Michael Canatsey’s design philosophy could be compared to the approach of a good psychoanalyst: The award-winning architect believes that listening to clients is of paramount importance. “We’ve learned that if you have good communication, you’re going to get a good project,” he says. To that end, his eponymous, Seattle-based firm takes extreme measures to dig deep and explore peoples’ preferences. One exercise has prospective clients complete a 26-page questionnaire with queries ranging from “Can you recall the most memorable house you’ve experienced?” to “Do you want to wake up to sunshine?”

Canatsey’s architectural designs — which have garnered recognition from AIA, Blueprint for Architecture and the Seattle Design Commission, among others — don’t have a singular, trademark look. Instead, he says, “We strive to be true to the style the client wants, and consistent in our approach.” During the creative process the team utilizes an internal ‘check and balance’ system, assigning one architect as the project’s ‘critic’ to ask questions and challenge decisions. “It keeps us grounded in designing what the client really wants,” Canatsey says of the unconventional process.

Residential projects range from traditional to contemporary, mountain homes to urban lofts, and the careful restoration of some of the area’s historic residences. Dealing with sloping terrain is common in the region; “There are no flat lots left in Seattle, so we work with many challenging sites,” Canatsey says.

The firm’s commercial portfolio is similarly diverse: New Balance retains the company to design its Olympic Games hospitality clubs, including a dramatic, contemporary building for the 2008 venue in Beijing. Closer to home, the firm designed a special-needs residence near Tacoma, Washington, for five young men in wheelchairs. The architects collaborated extensively with both the clients and their caregivers, resulting in numerous design details that increased mobility and access.
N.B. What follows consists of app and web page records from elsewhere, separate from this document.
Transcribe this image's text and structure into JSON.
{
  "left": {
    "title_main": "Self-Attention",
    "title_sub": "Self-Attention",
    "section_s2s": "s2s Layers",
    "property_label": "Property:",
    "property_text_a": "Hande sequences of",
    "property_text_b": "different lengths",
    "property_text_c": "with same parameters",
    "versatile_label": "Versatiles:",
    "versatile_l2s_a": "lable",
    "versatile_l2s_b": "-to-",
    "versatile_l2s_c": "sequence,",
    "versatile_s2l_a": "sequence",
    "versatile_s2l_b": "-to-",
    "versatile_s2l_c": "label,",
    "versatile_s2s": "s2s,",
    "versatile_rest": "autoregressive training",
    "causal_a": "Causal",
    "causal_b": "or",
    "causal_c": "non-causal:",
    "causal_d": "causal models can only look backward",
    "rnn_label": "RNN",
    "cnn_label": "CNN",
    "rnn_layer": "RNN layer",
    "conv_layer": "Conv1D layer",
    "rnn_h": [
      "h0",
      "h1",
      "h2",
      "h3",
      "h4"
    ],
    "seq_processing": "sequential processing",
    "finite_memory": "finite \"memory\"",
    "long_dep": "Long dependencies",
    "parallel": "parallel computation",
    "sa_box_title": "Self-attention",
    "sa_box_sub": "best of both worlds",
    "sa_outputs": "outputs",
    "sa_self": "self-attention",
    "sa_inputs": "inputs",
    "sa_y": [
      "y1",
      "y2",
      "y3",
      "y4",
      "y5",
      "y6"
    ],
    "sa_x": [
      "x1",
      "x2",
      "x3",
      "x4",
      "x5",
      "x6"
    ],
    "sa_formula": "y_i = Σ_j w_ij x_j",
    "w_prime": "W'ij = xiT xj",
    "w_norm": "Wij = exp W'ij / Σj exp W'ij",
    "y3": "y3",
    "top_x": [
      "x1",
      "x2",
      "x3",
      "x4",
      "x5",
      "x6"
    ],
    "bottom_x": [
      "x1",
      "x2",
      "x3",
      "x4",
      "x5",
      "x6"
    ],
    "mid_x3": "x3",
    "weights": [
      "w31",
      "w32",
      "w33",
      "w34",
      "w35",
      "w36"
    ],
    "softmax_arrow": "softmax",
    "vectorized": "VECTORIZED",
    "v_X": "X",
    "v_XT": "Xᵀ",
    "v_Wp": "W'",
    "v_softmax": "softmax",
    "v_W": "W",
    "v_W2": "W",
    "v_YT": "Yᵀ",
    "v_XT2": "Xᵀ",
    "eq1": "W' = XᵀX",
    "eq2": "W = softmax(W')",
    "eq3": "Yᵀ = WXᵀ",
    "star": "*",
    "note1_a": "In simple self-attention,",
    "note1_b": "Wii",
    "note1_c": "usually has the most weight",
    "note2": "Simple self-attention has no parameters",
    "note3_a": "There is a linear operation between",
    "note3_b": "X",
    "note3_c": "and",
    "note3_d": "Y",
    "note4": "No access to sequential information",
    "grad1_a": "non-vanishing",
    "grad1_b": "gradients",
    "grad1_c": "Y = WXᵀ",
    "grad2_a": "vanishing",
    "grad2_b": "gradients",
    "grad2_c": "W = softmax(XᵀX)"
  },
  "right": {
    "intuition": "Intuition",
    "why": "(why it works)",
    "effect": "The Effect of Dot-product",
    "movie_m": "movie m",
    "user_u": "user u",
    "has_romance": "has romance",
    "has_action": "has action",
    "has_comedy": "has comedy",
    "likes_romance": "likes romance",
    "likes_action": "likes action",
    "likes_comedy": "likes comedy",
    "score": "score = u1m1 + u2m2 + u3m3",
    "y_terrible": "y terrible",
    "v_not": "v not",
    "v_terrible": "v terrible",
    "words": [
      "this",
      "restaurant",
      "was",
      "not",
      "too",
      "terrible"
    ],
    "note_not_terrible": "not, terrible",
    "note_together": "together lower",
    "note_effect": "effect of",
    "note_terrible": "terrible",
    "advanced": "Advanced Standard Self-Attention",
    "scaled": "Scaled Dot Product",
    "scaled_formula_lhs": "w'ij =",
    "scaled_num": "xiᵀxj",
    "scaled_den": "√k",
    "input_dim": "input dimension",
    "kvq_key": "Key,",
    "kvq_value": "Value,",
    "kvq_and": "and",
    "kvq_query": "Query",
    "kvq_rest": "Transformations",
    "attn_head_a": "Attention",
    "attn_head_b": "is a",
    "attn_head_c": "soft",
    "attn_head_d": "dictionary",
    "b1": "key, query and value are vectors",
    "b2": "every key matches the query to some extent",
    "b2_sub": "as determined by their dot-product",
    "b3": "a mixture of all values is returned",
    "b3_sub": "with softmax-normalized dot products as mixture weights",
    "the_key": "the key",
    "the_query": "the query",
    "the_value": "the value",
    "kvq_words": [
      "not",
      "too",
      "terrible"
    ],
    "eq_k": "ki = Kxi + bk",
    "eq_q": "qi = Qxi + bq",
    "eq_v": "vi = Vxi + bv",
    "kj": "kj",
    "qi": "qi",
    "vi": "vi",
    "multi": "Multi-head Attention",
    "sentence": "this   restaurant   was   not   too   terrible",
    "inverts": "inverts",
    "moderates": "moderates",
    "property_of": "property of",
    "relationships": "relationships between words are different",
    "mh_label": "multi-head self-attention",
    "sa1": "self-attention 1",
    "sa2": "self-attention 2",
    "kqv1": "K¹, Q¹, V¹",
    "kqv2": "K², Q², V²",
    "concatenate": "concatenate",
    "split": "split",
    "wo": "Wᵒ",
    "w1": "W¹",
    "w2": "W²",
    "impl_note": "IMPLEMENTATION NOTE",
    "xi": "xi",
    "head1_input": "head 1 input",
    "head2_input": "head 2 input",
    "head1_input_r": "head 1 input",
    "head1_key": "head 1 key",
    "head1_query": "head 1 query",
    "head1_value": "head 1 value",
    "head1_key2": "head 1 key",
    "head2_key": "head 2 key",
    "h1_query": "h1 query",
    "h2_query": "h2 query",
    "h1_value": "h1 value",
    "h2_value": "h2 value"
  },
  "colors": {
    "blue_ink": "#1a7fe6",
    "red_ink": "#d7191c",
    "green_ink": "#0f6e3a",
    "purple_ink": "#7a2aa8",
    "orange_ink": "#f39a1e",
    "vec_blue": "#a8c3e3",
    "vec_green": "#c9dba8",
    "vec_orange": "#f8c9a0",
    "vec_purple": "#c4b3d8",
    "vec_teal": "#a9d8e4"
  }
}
Clearly, fostering such in-depth communication enables Canatsey to continue developing uniquely creative solutions, informed by the very people who ultimately benefit from his firm’s thoughtful designs.

A 1950s two-level Pacific Northwest style home was completely renovated in keeping with the original style, with spaces rearranged to maximize views of Mt. Rainier and Lake Washington.

The firm teamed up with Heckler Associates and Susan Stern Smith Interior Design to create a contemporary look and feel for the New Balance hospitality club in Beijing for the 2008 Olympics.